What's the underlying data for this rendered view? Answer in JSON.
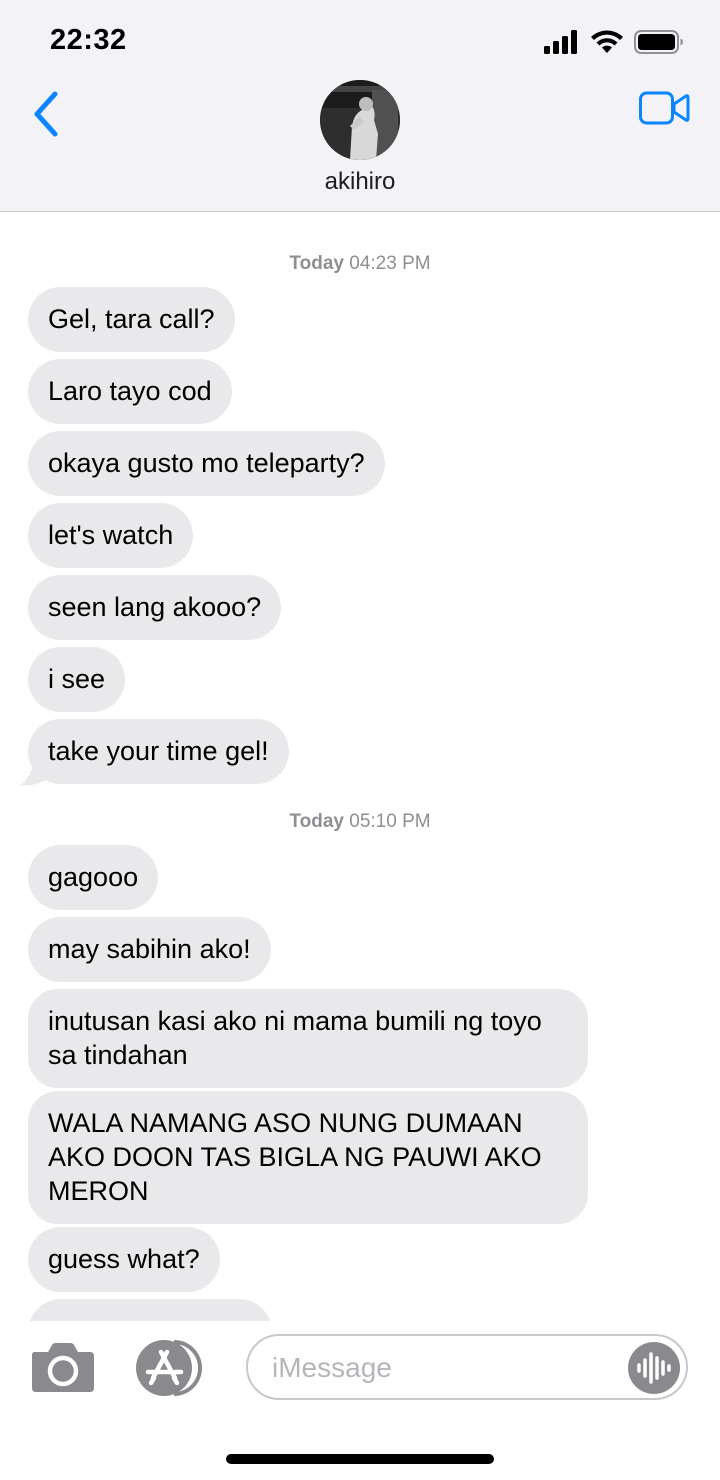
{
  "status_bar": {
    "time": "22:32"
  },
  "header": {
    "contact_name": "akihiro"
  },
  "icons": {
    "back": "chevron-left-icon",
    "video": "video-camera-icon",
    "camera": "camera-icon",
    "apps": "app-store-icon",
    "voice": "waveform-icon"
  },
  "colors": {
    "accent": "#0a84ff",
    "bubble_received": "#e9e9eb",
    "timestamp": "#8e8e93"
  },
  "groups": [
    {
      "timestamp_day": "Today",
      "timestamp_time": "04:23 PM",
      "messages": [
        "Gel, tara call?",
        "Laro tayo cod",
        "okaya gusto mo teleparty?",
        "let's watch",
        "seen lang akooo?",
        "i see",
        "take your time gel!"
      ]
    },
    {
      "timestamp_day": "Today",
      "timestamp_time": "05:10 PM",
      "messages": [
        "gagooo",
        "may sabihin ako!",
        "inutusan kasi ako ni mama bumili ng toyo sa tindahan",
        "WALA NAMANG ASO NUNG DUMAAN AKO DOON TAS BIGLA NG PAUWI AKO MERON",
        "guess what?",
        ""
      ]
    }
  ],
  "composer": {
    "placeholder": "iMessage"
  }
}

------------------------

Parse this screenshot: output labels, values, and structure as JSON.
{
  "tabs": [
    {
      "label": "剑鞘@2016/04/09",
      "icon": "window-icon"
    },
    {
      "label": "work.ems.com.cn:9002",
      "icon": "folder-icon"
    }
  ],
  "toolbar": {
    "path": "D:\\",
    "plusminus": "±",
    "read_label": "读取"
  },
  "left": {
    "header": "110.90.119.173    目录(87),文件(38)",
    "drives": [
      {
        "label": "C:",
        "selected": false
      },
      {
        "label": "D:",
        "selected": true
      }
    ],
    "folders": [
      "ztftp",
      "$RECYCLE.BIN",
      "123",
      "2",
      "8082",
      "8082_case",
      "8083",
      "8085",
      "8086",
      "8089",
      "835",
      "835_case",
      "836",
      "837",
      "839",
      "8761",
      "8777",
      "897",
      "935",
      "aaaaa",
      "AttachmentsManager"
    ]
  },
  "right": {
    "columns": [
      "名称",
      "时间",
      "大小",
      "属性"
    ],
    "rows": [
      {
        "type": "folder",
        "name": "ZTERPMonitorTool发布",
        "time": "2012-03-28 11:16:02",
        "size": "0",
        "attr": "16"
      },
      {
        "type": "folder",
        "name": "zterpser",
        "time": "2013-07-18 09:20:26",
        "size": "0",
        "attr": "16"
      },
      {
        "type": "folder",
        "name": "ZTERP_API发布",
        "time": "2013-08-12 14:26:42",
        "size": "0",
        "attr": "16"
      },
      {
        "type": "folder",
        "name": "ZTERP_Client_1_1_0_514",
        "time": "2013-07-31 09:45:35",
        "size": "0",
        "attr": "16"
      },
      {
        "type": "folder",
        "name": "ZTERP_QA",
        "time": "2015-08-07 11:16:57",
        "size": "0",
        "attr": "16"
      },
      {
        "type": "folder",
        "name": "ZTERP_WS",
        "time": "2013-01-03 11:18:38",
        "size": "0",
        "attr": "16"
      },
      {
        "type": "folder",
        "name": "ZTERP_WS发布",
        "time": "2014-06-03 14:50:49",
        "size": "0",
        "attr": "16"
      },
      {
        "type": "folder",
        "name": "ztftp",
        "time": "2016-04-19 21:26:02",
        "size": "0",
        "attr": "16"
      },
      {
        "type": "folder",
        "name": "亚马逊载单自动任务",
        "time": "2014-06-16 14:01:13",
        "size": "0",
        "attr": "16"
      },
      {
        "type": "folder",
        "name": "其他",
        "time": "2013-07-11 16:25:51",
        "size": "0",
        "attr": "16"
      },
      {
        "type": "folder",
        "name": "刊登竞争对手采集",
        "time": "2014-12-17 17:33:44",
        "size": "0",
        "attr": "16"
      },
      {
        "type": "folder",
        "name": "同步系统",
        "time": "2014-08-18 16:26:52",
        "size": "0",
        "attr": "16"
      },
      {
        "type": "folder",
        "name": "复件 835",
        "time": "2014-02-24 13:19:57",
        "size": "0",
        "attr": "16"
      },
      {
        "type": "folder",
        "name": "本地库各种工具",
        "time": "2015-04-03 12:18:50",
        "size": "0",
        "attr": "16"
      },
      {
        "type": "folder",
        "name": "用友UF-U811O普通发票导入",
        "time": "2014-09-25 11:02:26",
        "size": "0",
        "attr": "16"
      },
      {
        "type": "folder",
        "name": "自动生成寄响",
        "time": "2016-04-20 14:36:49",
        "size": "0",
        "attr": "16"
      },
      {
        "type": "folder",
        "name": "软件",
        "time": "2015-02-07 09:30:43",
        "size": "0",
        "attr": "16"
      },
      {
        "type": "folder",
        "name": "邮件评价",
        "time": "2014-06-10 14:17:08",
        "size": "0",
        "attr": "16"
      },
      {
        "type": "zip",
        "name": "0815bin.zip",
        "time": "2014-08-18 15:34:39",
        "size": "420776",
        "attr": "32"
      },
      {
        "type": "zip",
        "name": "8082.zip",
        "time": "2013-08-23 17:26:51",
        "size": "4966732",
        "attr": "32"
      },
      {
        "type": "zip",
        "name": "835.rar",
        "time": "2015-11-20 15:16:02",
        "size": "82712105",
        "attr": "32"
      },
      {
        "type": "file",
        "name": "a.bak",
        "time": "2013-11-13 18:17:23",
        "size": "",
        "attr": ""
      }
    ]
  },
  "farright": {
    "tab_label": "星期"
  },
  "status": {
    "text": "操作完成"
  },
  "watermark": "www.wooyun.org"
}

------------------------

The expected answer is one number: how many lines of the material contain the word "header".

ANSWER SECTION:
2